You’ll remember that she was absolutely clueless about the Bush Doctrine, staring at Charlie with a blank look of incomprehension. “In what respect, Charlie?” she finally said, obviously playing for time and hoping for some indication of what in Sam hell the veteran ABC anchorman was referring to.
There was a time when Sarah would have been able to provide a learned disquisition on the Bush Doctrine. I remember, for instance, one night when we were double-dating with Art Van Tusenbrook and Tanya Woodruff at a drive-in movie show and Sarah talked for a full half-hour about the 1903 Roosevelt Corollary to the Monroe Doctrine. She was so intent upon analyzing the Roosevelt Corollary, and conveying its implications for American foreign policy, that she totally ignored Art and Sally’s pleas for her to shut up so they could enjoy the movie (as I recall, we were at a double feature, Smokey and the Bandit and Uncle Buck.)
The point I want to make is that Sarah Lou is not just another pretty face, or even just a “hockey mom,” as she likes to call herself. She certainly was not oblivious to good grooming and all that that entails (for instance, she was a stickler for lipstick, and because of her habit of licking her lips after she made what she considered a devastating argumentative point, she was always pulling out her ChapStick to prevent dryness); nevertheless, Sarah Lou didn’t much care for teenage chitchat.
No matter what the topic, Sarah Lou always sought to elevate the conversation. And for her, the most elevated topic was political science. Even though we had rather pedestrian jobs at the time we were dating (she was working at the Polar King in Pocatello, and I was selling magazine subscriptions door-to-door), everyone knew that Sarah Lou was destined for greater things. On our first date, I vividly remember how she pressed her lips together and announced that some day she was going to be president of the United States. The way she said it, with that insistent nasal drawl, and the way she pulled out her ChapStick and almost violently applied it to her lips, left me in no doubt that she would indeed make it to 1600 Pennsylvania Ave.

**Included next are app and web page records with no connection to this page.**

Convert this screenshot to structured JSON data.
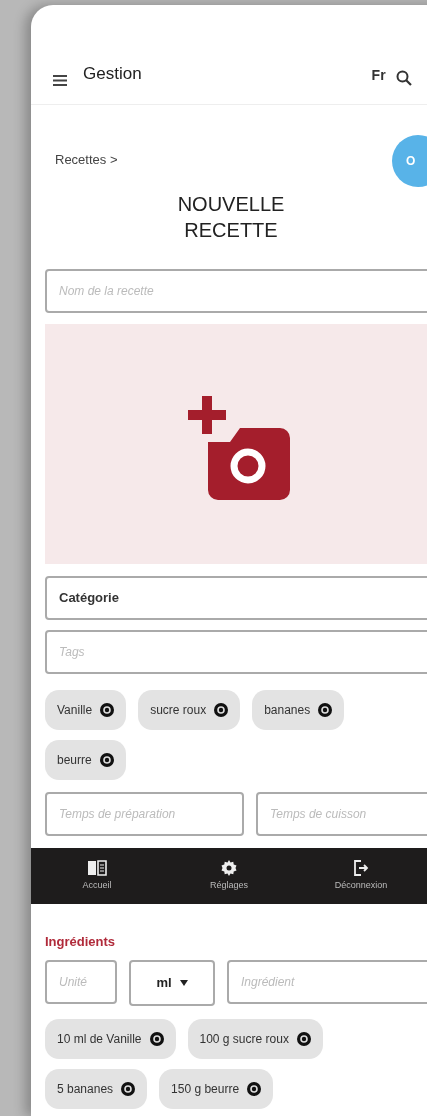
{
  "app_bar": {
    "title": "Gestion",
    "language": "Fr"
  },
  "breadcrumb": "Recettes >",
  "ok_button": "O",
  "title": "NOUVELLE RECETTE",
  "name_field": {
    "placeholder": "Nom de la recette"
  },
  "category": {
    "value": "Catégorie"
  },
  "tags_field": {
    "placeholder": "Tags"
  },
  "tags": [
    "Vanille",
    "sucre roux",
    "bananes",
    "beurre"
  ],
  "times": [
    {
      "placeholder": "Temps de préparation"
    },
    {
      "placeholder": "Temps de cuisson"
    }
  ],
  "bottom_nav": [
    {
      "kind": "book",
      "label": "Accueil"
    },
    {
      "kind": "gear",
      "label": "Réglages"
    },
    {
      "kind": "logout",
      "label": "Déconnexion"
    }
  ],
  "ingredients": {
    "heading": "Ingrédients",
    "quantity_placeholder": "Unité",
    "unit": "ml",
    "ingredient_placeholder": "Ingrédient",
    "items": [
      "10 ml de Vanille",
      "100 g sucre roux",
      "5 bananes",
      "150 g beurre"
    ]
  }
}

Already Sarah Lou had a formidable command of constitutional law. In addition to her ChapStick, Marlboro Lights and Juicy Fruit gum, Sarah Lou always carried in her purse a tattered copy of the Constitution. It wasn’t clear why she carried it on her person, since she seemed to know the document by heart. Fairly early in the course of our summer of love, I learned that she was a strict constructionist. It was probably our third date, or perhaps it was just our second, when I got a good lesson in constitutional law. I had picked her up after work at the Polar King (despite the ketchup stains on front of her Polar King uniform and the smudge of chocolate on her lower lip, or perhaps because of them, she was looking particularly appealing).
We had been having a stimulating discussion about the Smoot-Hawley Tariff Act of 1930 when, moved by my inalienable rights, I apparently made an incursion across an inviolable border. Almost immediately, Sarah Lou cited the Fourth Amendment, declaring (a bit self-righteously I thought at the time) that she “had a right to be secure against unreasonable searches.”
I gained new respect for the power of our Constitution, and for the rest of the summer, we conducted our romance according to Robert’s Rules of Order. I made motions and she would deny on some obscure point of order. I would withdraw my motion and request a decision on a certain day. Or I would petition for redress and my motion would be tabled. I would attempt to override a veto, and once in a great while, rules would be suspended and legislation would be introduced without debate.
We sang in the sunshine and then went our separate ways. I can’t wait to visit her in the White House.
D.P. Sorensen writes satire for City Weekly.